═══ PROVIDED DATA ═══

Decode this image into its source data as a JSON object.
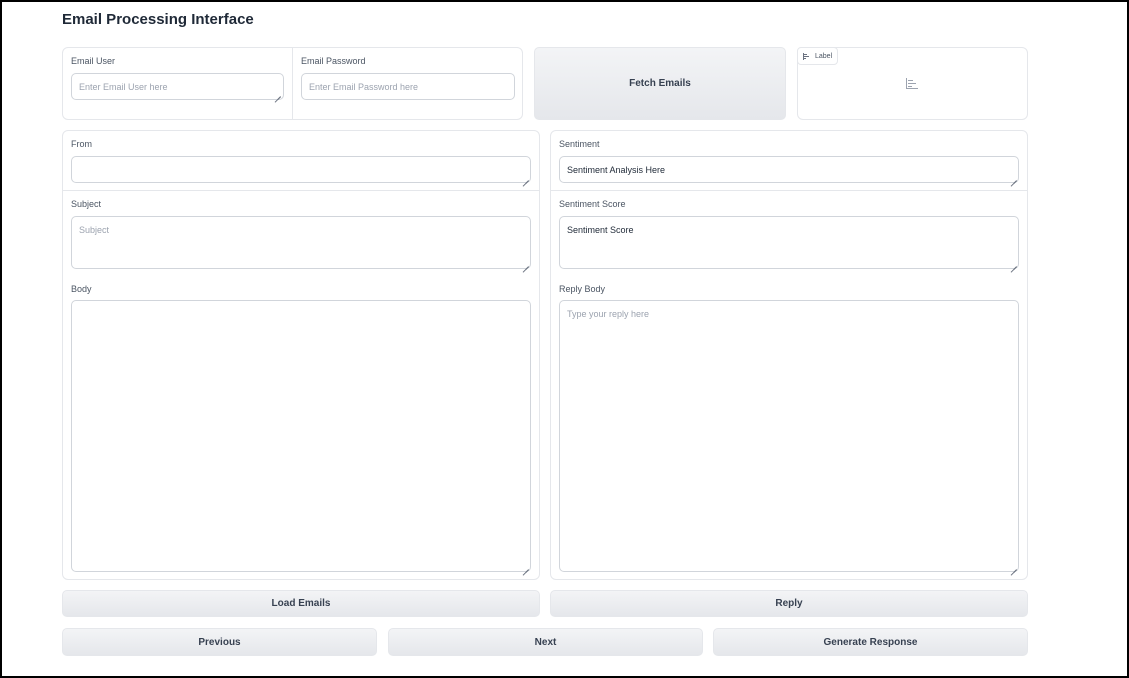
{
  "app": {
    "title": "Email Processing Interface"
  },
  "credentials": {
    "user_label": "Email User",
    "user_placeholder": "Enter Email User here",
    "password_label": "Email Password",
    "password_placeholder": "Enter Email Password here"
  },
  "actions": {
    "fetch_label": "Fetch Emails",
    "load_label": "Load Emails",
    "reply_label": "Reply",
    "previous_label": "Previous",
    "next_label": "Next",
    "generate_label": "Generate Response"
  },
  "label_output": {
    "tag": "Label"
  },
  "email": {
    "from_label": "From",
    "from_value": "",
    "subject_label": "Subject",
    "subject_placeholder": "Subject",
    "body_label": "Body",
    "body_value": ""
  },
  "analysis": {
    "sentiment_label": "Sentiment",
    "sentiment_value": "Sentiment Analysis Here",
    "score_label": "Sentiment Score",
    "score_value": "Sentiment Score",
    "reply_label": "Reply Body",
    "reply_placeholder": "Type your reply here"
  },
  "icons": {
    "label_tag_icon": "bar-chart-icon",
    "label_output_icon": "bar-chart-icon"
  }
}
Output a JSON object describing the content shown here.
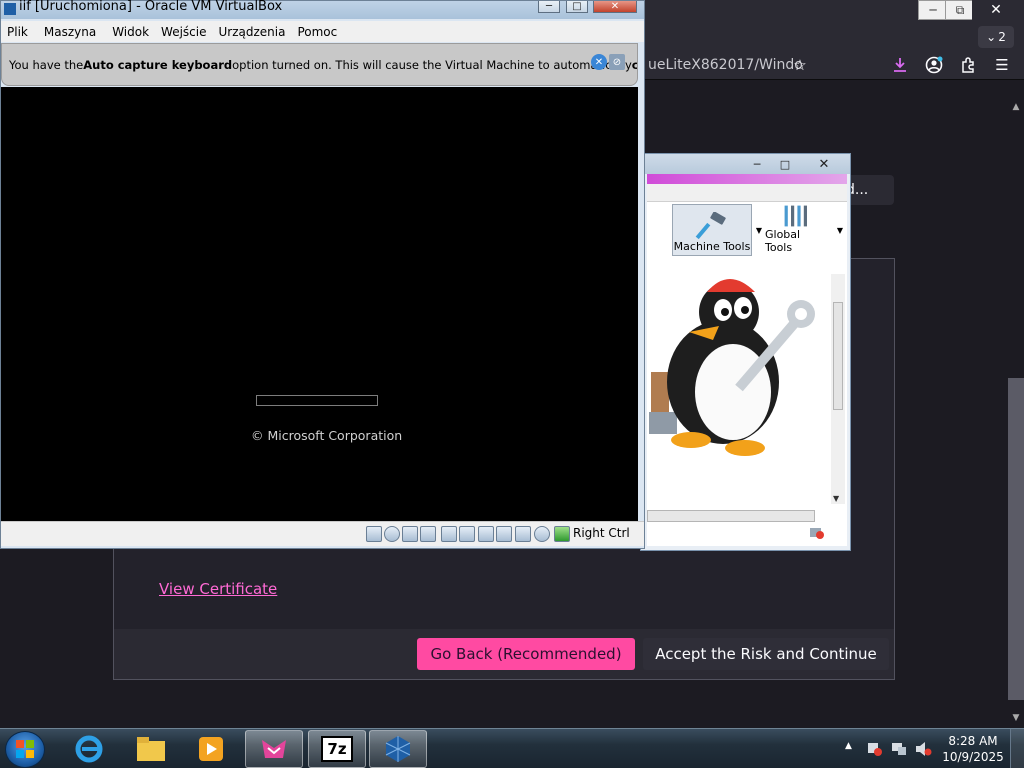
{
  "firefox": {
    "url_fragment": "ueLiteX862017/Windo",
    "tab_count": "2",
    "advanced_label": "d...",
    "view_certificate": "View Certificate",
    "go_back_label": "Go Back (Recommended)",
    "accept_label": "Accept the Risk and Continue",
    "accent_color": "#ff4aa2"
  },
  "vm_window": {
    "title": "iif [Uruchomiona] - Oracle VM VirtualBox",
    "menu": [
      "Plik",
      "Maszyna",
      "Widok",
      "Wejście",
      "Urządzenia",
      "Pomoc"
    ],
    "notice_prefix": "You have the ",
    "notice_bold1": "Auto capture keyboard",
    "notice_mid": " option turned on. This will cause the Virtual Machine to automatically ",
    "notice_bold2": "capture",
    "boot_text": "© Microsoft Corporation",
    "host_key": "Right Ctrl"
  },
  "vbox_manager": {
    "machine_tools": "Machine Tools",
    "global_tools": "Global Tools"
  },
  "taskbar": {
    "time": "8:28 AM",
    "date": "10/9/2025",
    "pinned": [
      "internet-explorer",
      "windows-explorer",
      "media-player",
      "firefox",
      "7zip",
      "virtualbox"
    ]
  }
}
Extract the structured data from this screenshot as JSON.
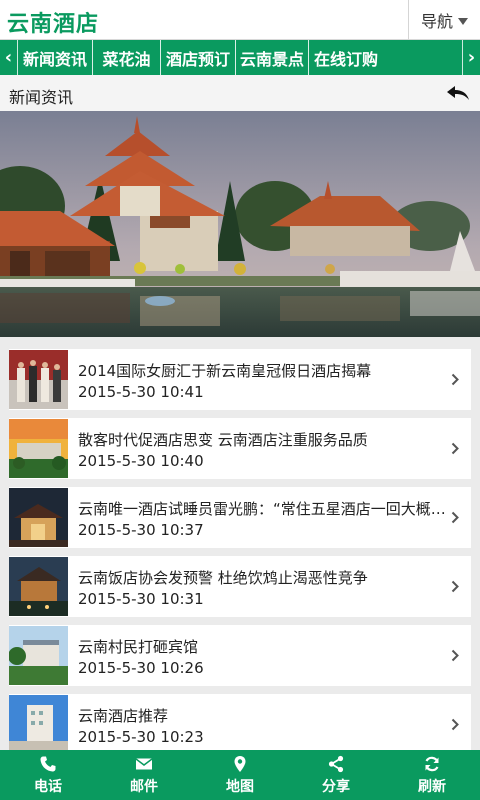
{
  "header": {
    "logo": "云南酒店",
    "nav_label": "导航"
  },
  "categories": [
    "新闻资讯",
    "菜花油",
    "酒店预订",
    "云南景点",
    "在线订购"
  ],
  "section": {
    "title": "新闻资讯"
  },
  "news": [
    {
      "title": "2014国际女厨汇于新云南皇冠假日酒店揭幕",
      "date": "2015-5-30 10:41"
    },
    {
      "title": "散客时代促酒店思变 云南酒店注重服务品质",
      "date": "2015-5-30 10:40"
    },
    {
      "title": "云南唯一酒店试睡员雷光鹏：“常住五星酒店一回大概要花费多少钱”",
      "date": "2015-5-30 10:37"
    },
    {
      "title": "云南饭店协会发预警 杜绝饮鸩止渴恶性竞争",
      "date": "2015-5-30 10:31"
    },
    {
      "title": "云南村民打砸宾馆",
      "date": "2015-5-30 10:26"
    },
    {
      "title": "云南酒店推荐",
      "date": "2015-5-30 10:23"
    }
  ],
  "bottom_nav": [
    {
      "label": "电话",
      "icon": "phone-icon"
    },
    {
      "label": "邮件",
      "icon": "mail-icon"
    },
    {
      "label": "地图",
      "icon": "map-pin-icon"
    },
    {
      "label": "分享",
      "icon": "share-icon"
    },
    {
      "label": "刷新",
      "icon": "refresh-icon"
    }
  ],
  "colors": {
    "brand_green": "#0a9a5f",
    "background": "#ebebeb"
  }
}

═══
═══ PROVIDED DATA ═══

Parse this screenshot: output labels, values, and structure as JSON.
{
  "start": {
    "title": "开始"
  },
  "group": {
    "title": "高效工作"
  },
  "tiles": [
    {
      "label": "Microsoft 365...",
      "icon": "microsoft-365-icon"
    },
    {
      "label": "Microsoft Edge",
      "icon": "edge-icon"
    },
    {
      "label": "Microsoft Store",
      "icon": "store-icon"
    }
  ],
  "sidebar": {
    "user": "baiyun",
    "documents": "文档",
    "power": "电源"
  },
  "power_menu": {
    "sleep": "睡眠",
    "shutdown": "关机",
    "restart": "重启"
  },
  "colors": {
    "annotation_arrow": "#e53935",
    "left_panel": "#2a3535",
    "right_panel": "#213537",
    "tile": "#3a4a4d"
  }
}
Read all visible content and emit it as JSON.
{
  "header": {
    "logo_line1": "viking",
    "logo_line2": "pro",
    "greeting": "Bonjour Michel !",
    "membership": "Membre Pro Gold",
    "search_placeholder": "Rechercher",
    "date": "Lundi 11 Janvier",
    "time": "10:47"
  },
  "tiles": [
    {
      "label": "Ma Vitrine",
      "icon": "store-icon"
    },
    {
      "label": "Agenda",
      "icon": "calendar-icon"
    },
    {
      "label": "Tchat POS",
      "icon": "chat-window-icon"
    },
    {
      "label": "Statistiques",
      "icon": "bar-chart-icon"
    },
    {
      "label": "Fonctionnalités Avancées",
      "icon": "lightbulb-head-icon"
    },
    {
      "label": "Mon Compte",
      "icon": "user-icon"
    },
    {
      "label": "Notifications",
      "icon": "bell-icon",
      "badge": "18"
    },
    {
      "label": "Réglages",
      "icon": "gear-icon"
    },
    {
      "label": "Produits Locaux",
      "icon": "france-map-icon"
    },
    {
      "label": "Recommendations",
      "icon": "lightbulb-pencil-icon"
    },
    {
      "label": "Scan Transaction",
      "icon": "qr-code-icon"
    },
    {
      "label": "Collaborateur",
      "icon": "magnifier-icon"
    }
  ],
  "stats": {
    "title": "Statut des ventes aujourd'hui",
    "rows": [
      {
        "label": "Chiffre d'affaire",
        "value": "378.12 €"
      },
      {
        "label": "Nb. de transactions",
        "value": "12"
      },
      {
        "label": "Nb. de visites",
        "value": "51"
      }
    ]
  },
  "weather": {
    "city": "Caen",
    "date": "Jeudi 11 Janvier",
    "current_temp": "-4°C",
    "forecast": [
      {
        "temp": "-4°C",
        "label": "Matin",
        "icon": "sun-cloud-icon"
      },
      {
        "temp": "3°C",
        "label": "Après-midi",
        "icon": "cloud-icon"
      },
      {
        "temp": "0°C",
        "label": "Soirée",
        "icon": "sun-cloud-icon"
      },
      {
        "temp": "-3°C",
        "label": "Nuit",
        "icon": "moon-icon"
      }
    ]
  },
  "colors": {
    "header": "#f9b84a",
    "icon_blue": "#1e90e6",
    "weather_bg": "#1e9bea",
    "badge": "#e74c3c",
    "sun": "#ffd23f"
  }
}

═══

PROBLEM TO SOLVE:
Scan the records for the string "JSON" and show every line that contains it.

EXERCISE ANSWER:
Decode this image into its source data as a JSON object.
Output a JSON object describing the content shown here.
Extract the structured data from this screenshot as JSON.
Parse this screenshot: output labels, values, and structure as JSON.
Read all visible content and emit it as JSON.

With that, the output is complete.